Still, there are a few things from the last few weeks, that need to be addressed, and they will be. Lads and lasses, this is your Bring a Brain!
First, this Omega:
"Explorer dial." Ummmm...how about no? For one, the Explorer doesn't have an Arabic numeral at 12, and second, this pertains mostly to tool watch dials with lumed numerals, which this one isn't. Style-wise, it has about as much to do with the Rolex Explorer as Bernie Madoff with integrity.
But the movement would be my primary concern. The rust on the balance cock is just lovely, isn't it? Also, if someone would like to offer an explanation for why it's apparently the only such rust-coated part of the movement, that would be great.
Also, I have certain doubts about that dial - it could have been bloody well repainted, or it's a later service replacement. For one, the A in "Automatic" should have a flat top, which isn't the case here. The whole "Automatic" text looks somewhat iffy to me. Also, the A in Omega looks far too narrow, which is inconsistent with late 1950s Omega font. Should be a wide A or a flat-top A. The quality and alignment of the minute track are somewhat suspicious as well (look at 8 o'clock...). Now, because Omega didn't really make a lot of black-dialed non-tool watches back then, all these signs combined with the black dial are rather incriminating.
Now, another Omega:
At first glance, nothing looks out of place. At first glance. I'm not quite sure if these hands go with that dial - that style of hour markers in the 105.001 was almost always (at least i haven't seen an exception...) paired with alpha hands. The batons were mostly used in combination with straight markers with a pointed end.
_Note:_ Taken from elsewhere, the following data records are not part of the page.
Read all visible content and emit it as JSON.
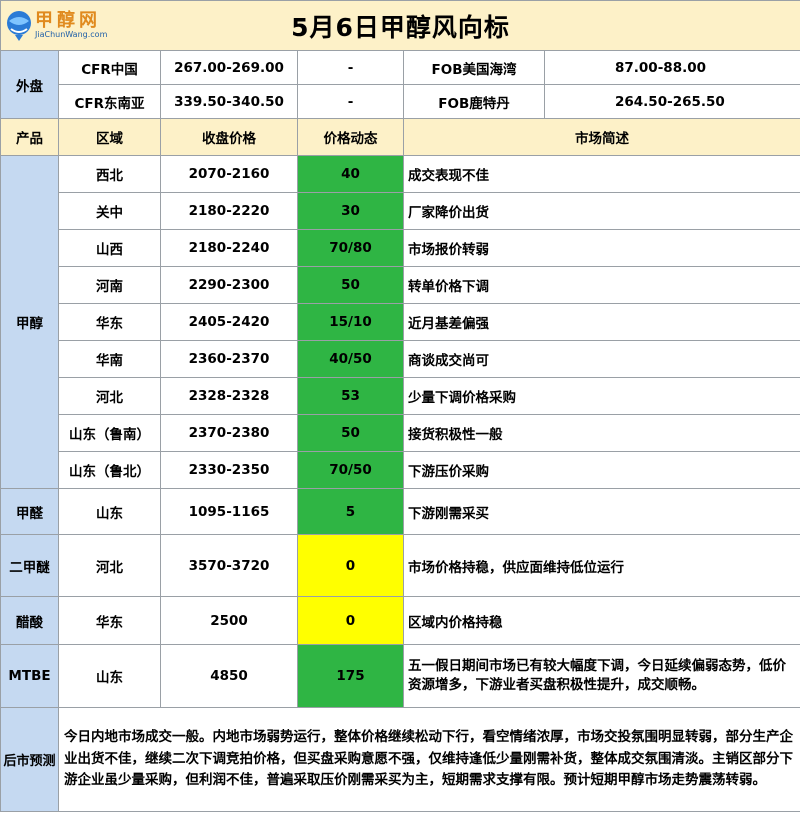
{
  "title": "5月6日甲醇风向标",
  "logo": {
    "cn": "甲醇网",
    "en": "JiaChunWang.com"
  },
  "colors": {
    "title_bg": "#fdf1c8",
    "label_bg": "#c5d9f1",
    "up_green": "#2fb544",
    "flat_yellow": "#ffff00"
  },
  "foreign": {
    "label": "外盘",
    "rows": [
      {
        "name1": "CFR中国",
        "price1": "267.00-269.00",
        "chg1": "-",
        "name2": "FOB美国海湾",
        "price2": "87.00-88.00",
        "chg2": "-"
      },
      {
        "name1": "CFR东南亚",
        "price1": "339.50-340.50",
        "chg1": "-",
        "name2": "FOB鹿特丹",
        "price2": "264.50-265.50",
        "chg2": "-"
      }
    ]
  },
  "headers": {
    "product": "产品",
    "region": "区域",
    "price": "收盘价格",
    "change": "价格动态",
    "summary": "市场简述"
  },
  "methanol": {
    "label": "甲醇",
    "rows": [
      {
        "region": "西北",
        "price": "2070-2160",
        "change": "40",
        "summary": "成交表现不佳"
      },
      {
        "region": "关中",
        "price": "2180-2220",
        "change": "30",
        "summary": "厂家降价出货"
      },
      {
        "region": "山西",
        "price": "2180-2240",
        "change": "70/80",
        "summary": "市场报价转弱"
      },
      {
        "region": "河南",
        "price": "2290-2300",
        "change": "50",
        "summary": "转单价格下调"
      },
      {
        "region": "华东",
        "price": "2405-2420",
        "change": "15/10",
        "summary": "近月基差偏强"
      },
      {
        "region": "华南",
        "price": "2360-2370",
        "change": "40/50",
        "summary": "商谈成交尚可"
      },
      {
        "region": "河北",
        "price": "2328-2328",
        "change": "53",
        "summary": "少量下调价格采购"
      },
      {
        "region": "山东（鲁南）",
        "price": "2370-2380",
        "change": "50",
        "summary": "接货积极性一般"
      },
      {
        "region": "山东（鲁北）",
        "price": "2330-2350",
        "change": "70/50",
        "summary": "下游压价采购"
      }
    ]
  },
  "others": [
    {
      "product": "甲醛",
      "region": "山东",
      "price": "1095-1165",
      "change": "5",
      "summary": "下游刚需采买",
      "color": "green"
    },
    {
      "product": "二甲醚",
      "region": "河北",
      "price": "3570-3720",
      "change": "0",
      "summary": "市场价格持稳，供应面维持低位运行",
      "color": "yellow"
    },
    {
      "product": "醋酸",
      "region": "华东",
      "price": "2500",
      "change": "0",
      "summary": "区域内价格持稳",
      "color": "yellow"
    },
    {
      "product": "MTBE",
      "region": "山东",
      "price": "4850",
      "change": "175",
      "summary": "五一假日期间市场已有较大幅度下调，今日延续偏弱态势，低价资源增多，下游业者买盘积极性提升，成交顺畅。",
      "color": "green"
    }
  ],
  "forecast": {
    "label": "后市预测",
    "text": "今日内地市场成交一般。内地市场弱势运行，整体价格继续松动下行，看空情绪浓厚，市场交投氛围明显转弱，部分生产企业出货不佳，继续二次下调竞拍价格，但买盘采购意愿不强，仅维持逢低少量刚需补货，整体成交氛围清淡。主销区部分下游企业虽少量采购，但利润不佳，普遍采取压价刚需采买为主，短期需求支撑有限。预计短期甲醇市场走势震荡转弱。"
  }
}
They aren't incorrect for the reference; I'm just rather suspicious about them belonging with this particular dial version of ref. 105.001.
The end links look veeeery loose, and slightly too short for the lugs. Long story short, I don't think that bracelet (and these end links) belongs on this watch. Well, the bracelet may or may not belong on it, but at least the end links are more than suspicious in that respect.
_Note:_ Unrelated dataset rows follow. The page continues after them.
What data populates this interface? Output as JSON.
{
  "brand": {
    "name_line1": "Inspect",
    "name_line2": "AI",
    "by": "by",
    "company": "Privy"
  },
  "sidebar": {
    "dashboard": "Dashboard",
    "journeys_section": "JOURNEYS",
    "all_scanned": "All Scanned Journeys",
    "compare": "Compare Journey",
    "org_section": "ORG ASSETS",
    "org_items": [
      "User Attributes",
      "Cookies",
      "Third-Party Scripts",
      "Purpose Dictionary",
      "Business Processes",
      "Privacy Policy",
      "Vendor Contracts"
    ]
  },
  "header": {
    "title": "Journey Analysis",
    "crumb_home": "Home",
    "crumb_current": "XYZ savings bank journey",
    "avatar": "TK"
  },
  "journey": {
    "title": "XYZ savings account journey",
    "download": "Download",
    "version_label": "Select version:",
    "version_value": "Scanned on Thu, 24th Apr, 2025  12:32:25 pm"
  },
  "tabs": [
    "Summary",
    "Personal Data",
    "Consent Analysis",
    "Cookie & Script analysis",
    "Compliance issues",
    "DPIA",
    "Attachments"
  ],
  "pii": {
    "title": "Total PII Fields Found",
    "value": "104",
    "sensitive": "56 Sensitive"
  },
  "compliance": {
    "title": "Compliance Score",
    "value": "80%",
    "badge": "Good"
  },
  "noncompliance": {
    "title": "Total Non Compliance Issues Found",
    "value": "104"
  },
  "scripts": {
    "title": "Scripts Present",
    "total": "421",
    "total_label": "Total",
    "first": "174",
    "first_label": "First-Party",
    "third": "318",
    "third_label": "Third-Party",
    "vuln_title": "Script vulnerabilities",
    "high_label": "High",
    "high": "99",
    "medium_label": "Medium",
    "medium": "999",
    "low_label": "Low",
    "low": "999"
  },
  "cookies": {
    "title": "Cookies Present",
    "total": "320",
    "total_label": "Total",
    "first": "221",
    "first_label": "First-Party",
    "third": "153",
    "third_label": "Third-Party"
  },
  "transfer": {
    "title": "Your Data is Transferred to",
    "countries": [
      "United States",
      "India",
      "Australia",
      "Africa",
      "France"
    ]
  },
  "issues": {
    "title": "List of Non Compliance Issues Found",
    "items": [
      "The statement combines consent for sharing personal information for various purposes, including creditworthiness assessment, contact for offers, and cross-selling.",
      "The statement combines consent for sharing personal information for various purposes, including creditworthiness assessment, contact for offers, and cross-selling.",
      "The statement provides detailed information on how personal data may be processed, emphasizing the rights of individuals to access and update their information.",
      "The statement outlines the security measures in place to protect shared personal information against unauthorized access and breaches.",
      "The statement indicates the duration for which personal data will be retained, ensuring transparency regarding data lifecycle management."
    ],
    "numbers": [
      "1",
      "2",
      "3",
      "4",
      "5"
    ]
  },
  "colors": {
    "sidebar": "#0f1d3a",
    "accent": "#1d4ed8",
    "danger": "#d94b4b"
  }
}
Let's move on to the Jaeger Rustmaster:
Appears to be missing a case screw, but that's the least of its problems. The rotor and the inner side of the back apparently are evidence of the case not having been very good at doing its job of keeping water out. I believe that piece of evidence is scientifically referred to as iron oxide, and of what we - the regular non-chemist chaps - say "IT'S RUST, FOR CRYING OUT LOUD!"
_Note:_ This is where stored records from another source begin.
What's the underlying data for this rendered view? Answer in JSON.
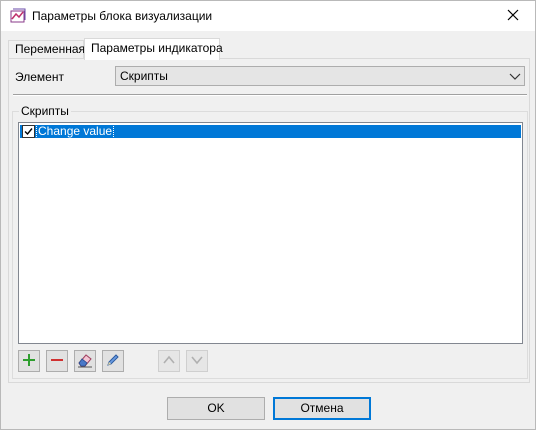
{
  "window": {
    "title": "Параметры блока визуализации",
    "icons": {
      "app": "visualization-app-icon",
      "close": "close-icon"
    }
  },
  "tabs": [
    {
      "label": "Переменная",
      "selected": false
    },
    {
      "label": "Параметры индикатора",
      "selected": true
    }
  ],
  "element_field": {
    "label": "Элемент",
    "value": "Скрипты"
  },
  "scripts_group": {
    "title": "Скрипты",
    "items": [
      {
        "label": "Change value",
        "checked": true,
        "selected": true
      }
    ]
  },
  "toolbar": {
    "buttons": [
      {
        "name": "add-icon",
        "enabled": true
      },
      {
        "name": "remove-icon",
        "enabled": true
      },
      {
        "name": "eraser-icon",
        "enabled": true
      },
      {
        "name": "edit-pencil-icon",
        "enabled": true
      },
      {
        "name": "move-up-icon",
        "enabled": false
      },
      {
        "name": "move-down-icon",
        "enabled": false
      }
    ]
  },
  "buttons": {
    "ok": "OK",
    "cancel": "Отмена"
  },
  "colors": {
    "selection": "#0078d7",
    "add": "#2e9e2e",
    "remove": "#d03030"
  }
}
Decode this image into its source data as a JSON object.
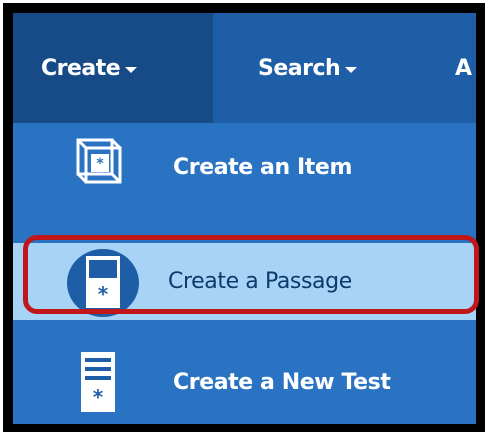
{
  "navbar": {
    "tabs": [
      {
        "label": "Create",
        "active": true
      },
      {
        "label": "Search",
        "active": false
      },
      {
        "label": "A",
        "active": false
      }
    ]
  },
  "menu": {
    "items": [
      {
        "label": "Create an Item",
        "icon": "cube-item-icon"
      },
      {
        "label": "Create a Passage",
        "icon": "passage-document-icon",
        "highlighted": true
      },
      {
        "label": "Create a New Test",
        "icon": "test-document-icon"
      }
    ]
  },
  "colors": {
    "nav_background": "#1e5ea6",
    "nav_active": "#174b88",
    "menu_background": "#2a73c2",
    "highlight_background": "#a7d3f6",
    "annotation_ring": "#c0171a"
  }
}
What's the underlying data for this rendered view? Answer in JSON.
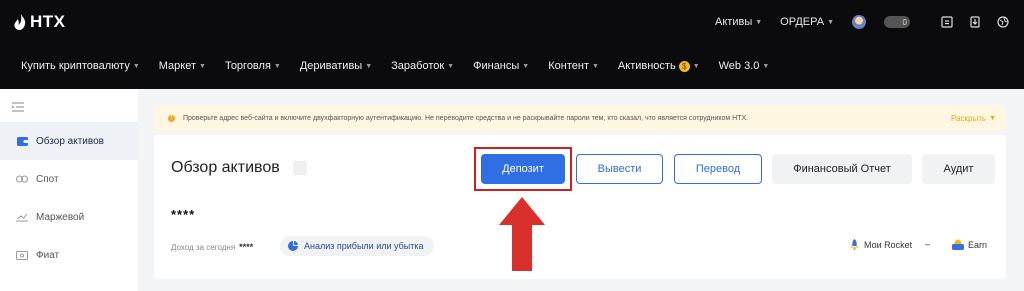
{
  "brand": {
    "name": "HTX"
  },
  "top_right": {
    "assets": "Активы",
    "orders": "ОРДЕРА",
    "toggle_text": "0"
  },
  "nav": [
    {
      "label": "Купить криптовалюту",
      "has_caret": true
    },
    {
      "label": "Маркет",
      "has_caret": true
    },
    {
      "label": "Торговля",
      "has_caret": true
    },
    {
      "label": "Деривативы",
      "has_caret": true
    },
    {
      "label": "Заработок",
      "has_caret": true
    },
    {
      "label": "Финансы",
      "has_caret": true
    },
    {
      "label": "Контент",
      "has_caret": true
    },
    {
      "label": "Активность",
      "has_caret": true,
      "badge": "coin-icon"
    },
    {
      "label": "Web 3.0",
      "has_caret": true
    }
  ],
  "sidebar": {
    "items": [
      {
        "label": "Обзор активов",
        "active": true,
        "icon": "wallet-icon"
      },
      {
        "label": "Спот",
        "active": false,
        "icon": "spot-icon"
      },
      {
        "label": "Маржевой",
        "active": false,
        "icon": "margin-icon"
      },
      {
        "label": "Фиат",
        "active": false,
        "icon": "fiat-icon"
      }
    ]
  },
  "alert": {
    "text": "Проверьте адрес веб-сайта и включите двухфакторную аутентификацию. Не переводите средства и не раскрывайте пароли тем, кто сказал, что является сотрудником HTX.",
    "expand_label": "Раскрыть"
  },
  "overview": {
    "title": "Обзор активов",
    "balance_masked": "****",
    "income_label": "Доход за сегодня",
    "income_value": "****",
    "pnl_label": "Анализ прибыли или убытка",
    "rocket_label": "Мои Rocket",
    "rocket_value": "–",
    "earn_label": "Earn"
  },
  "actions": {
    "deposit": "Депозит",
    "withdraw": "Вывести",
    "transfer": "Перевод",
    "report": "Финансовый Отчет",
    "audit": "Аудит"
  },
  "colors": {
    "topbar": "#0b0b0d",
    "primary": "#2f6ee3",
    "highlight": "#d11f1f",
    "alert_bg": "#fef6e0",
    "alert_accent": "#e0a81a"
  }
}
Next in line is this Zenith Sporto:
First of all, it's heavily overpriced - on the contrary to the hype text, Sporto was an entry level collection. There isn't really much "utilitarian purpose" to it, as it's got a not-very-utilitarian press-in back. Also, from my experience with press-in backs, I'm unwilling to call them "sturdy." Whether the hands are "pencil" or not, that's likely debatable - although pencil hands tend to have an elongated tip, which these don't.
Also, the movement has not been correctly identified. As it has Incabloc, it is not the base calibre 126, but a cal. 126-6. The suffix does matter.
That's it for today's Bring a Brain - until the next instalment! And, of course, Bring a Brain will return if necessary!